(Extracted records)
Start of Block

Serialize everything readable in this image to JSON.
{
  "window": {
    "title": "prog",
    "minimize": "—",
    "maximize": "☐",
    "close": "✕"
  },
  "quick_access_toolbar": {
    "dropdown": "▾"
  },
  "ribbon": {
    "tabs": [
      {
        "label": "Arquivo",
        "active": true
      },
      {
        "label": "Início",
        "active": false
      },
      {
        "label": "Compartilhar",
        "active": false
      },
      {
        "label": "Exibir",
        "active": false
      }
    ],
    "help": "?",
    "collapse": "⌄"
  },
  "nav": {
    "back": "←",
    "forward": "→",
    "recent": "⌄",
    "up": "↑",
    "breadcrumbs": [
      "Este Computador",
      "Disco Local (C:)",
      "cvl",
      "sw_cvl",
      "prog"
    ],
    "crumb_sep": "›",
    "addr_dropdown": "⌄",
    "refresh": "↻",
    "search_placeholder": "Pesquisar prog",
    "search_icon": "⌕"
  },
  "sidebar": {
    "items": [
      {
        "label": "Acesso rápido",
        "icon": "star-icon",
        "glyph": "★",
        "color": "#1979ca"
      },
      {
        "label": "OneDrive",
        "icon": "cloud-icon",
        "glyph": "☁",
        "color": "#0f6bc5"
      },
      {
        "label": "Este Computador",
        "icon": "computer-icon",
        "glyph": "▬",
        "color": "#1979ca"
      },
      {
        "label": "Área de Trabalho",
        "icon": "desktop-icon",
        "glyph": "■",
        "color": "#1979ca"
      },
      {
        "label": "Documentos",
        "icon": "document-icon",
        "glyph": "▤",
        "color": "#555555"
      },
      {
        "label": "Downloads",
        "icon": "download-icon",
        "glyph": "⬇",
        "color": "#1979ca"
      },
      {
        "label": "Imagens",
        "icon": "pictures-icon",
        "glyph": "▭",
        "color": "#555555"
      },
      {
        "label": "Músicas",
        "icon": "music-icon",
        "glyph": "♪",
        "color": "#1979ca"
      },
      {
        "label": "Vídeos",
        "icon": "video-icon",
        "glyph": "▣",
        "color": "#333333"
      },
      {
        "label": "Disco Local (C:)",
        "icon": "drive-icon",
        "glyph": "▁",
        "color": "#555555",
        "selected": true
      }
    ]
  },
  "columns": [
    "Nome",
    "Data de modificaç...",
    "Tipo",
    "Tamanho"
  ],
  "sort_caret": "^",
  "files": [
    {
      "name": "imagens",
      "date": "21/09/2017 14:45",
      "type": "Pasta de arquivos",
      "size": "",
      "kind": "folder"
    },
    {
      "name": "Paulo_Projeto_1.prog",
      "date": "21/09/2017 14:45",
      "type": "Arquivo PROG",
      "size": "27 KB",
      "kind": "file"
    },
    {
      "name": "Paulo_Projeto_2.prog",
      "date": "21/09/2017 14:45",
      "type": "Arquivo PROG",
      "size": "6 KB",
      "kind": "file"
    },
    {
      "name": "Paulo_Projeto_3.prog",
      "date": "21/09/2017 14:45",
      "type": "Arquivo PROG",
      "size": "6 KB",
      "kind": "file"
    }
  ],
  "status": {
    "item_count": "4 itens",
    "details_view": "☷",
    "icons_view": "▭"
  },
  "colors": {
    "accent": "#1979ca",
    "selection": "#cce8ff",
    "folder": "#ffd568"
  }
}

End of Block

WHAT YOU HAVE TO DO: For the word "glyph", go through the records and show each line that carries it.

ANSWER:
        "glyph": "★",
        "glyph": "☁",
        "glyph": "▬",
        "glyph": "■",
        "glyph": "▤",
        "glyph": "⬇",
        "glyph": "▭",
        "glyph": "♪",
        "glyph": "▣",
        "glyph": "▁",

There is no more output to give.